YOUR GOAL>
Nothing but the records, repeated word for word and free of pictures, belongs in the answer.
^^^^^^^^^^^^^^^^
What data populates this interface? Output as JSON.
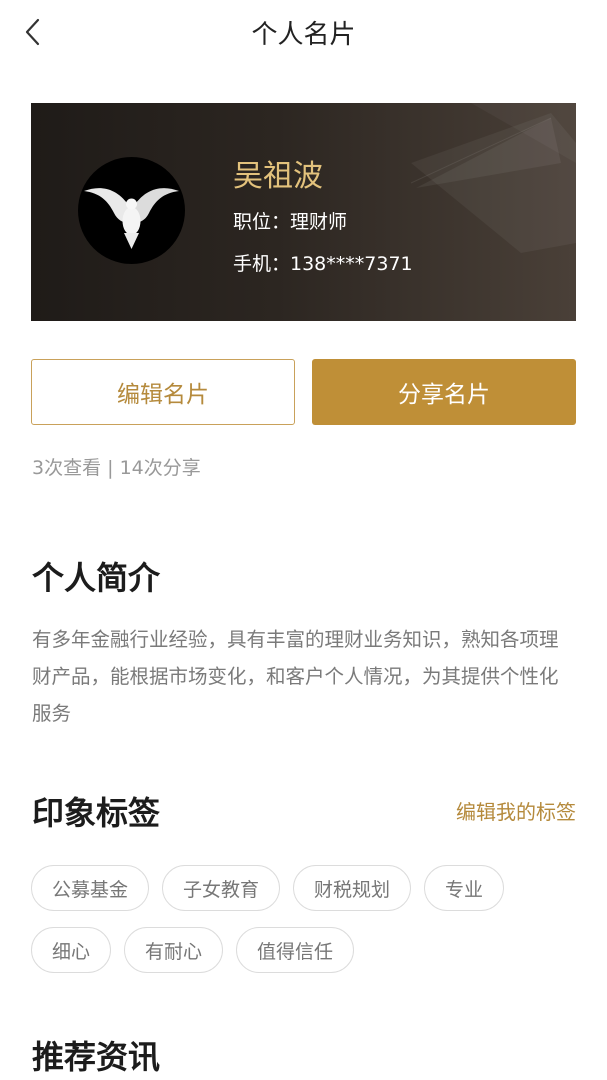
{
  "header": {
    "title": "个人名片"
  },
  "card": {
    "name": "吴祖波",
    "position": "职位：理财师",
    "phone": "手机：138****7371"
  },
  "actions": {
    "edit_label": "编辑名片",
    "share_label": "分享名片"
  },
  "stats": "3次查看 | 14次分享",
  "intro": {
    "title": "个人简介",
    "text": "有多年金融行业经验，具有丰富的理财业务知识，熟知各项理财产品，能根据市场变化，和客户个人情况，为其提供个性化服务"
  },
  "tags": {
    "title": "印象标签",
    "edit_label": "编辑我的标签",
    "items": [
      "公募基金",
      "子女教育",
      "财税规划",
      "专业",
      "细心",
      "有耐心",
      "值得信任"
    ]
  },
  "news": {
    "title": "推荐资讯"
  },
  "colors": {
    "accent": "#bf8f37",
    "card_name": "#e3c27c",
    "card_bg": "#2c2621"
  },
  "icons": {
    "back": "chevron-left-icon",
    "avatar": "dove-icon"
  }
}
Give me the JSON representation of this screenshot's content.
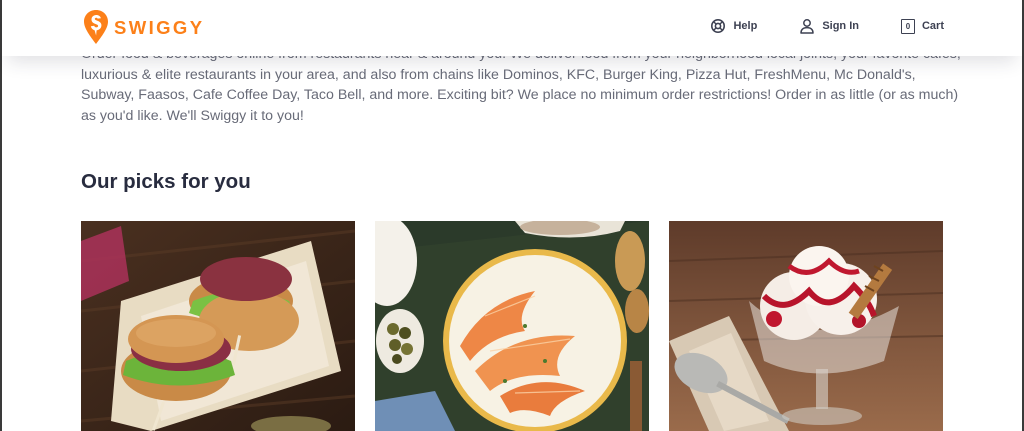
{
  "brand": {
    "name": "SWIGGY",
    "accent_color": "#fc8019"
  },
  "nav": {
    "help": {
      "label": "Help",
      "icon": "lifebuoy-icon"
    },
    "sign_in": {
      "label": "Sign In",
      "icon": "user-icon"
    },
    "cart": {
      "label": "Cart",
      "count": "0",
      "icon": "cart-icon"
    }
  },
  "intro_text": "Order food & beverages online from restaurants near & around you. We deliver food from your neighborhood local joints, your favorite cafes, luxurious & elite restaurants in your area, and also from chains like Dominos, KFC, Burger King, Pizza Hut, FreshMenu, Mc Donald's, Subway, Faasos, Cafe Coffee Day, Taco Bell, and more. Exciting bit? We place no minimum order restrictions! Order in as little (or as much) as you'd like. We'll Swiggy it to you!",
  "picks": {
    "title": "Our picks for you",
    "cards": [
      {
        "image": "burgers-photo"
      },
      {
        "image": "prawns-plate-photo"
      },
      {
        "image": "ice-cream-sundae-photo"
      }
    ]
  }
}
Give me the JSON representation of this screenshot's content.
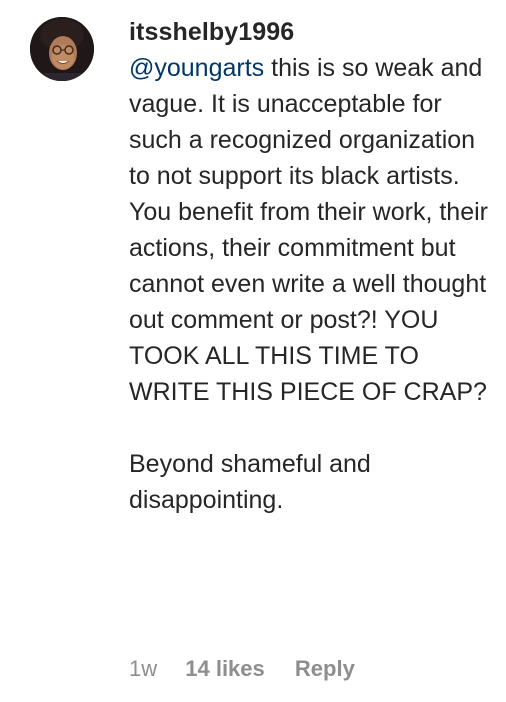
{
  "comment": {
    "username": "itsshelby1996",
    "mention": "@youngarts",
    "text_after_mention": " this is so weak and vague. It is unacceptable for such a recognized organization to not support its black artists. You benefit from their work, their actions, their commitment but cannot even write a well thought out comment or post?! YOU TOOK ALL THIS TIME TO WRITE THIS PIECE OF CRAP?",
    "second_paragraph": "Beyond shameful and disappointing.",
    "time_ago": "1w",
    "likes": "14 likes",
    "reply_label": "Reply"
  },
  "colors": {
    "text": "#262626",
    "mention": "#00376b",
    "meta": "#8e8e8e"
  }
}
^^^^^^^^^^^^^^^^
ANSWER TO THIS PROBLEM>
What data populates this interface? Output as JSON.
{
  "header": {
    "title": "个人名片"
  },
  "card": {
    "name": "吴祖波",
    "position": "职位：理财师",
    "phone": "手机：138****7371"
  },
  "actions": {
    "edit_label": "编辑名片",
    "share_label": "分享名片"
  },
  "stats": "3次查看 | 14次分享",
  "intro": {
    "title": "个人简介",
    "text": "有多年金融行业经验，具有丰富的理财业务知识，熟知各项理财产品，能根据市场变化，和客户个人情况，为其提供个性化服务"
  },
  "tags": {
    "title": "印象标签",
    "edit_label": "编辑我的标签",
    "items": [
      "公募基金",
      "子女教育",
      "财税规划",
      "专业",
      "细心",
      "有耐心",
      "值得信任"
    ]
  },
  "news": {
    "title": "推荐资讯"
  },
  "colors": {
    "accent": "#bf8f37",
    "card_name": "#e3c27c",
    "card_bg": "#2c2621"
  },
  "icons": {
    "back": "chevron-left-icon",
    "avatar": "dove-icon"
  }
}
Give me the JSON representation of this screenshot's content.
{
  "brand": {
    "name": "SWIGGY",
    "accent_color": "#fc8019"
  },
  "nav": {
    "help": {
      "label": "Help",
      "icon": "lifebuoy-icon"
    },
    "sign_in": {
      "label": "Sign In",
      "icon": "user-icon"
    },
    "cart": {
      "label": "Cart",
      "count": "0",
      "icon": "cart-icon"
    }
  },
  "intro_text": "Order food & beverages online from restaurants near & around you. We deliver food from your neighborhood local joints, your favorite cafes, luxurious & elite restaurants in your area, and also from chains like Dominos, KFC, Burger King, Pizza Hut, FreshMenu, Mc Donald's, Subway, Faasos, Cafe Coffee Day, Taco Bell, and more. Exciting bit? We place no minimum order restrictions! Order in as little (or as much) as you'd like. We'll Swiggy it to you!",
  "picks": {
    "title": "Our picks for you",
    "cards": [
      {
        "image": "burgers-photo"
      },
      {
        "image": "prawns-plate-photo"
      },
      {
        "image": "ice-cream-sundae-photo"
      }
    ]
  }
}
Give me the JSON representation of this screenshot's content.
{
  "comment": {
    "username": "itsshelby1996",
    "mention": "@youngarts",
    "text_after_mention": " this is so weak and vague. It is unacceptable for such a recognized organization to not support its black artists. You benefit from their work, their actions, their commitment but cannot even write a well thought out comment or post?! YOU TOOK ALL THIS TIME TO WRITE THIS PIECE OF CRAP?",
    "second_paragraph": "Beyond shameful and disappointing.",
    "time_ago": "1w",
    "likes": "14 likes",
    "reply_label": "Reply"
  },
  "colors": {
    "text": "#262626",
    "mention": "#00376b",
    "meta": "#8e8e8e"
  }
}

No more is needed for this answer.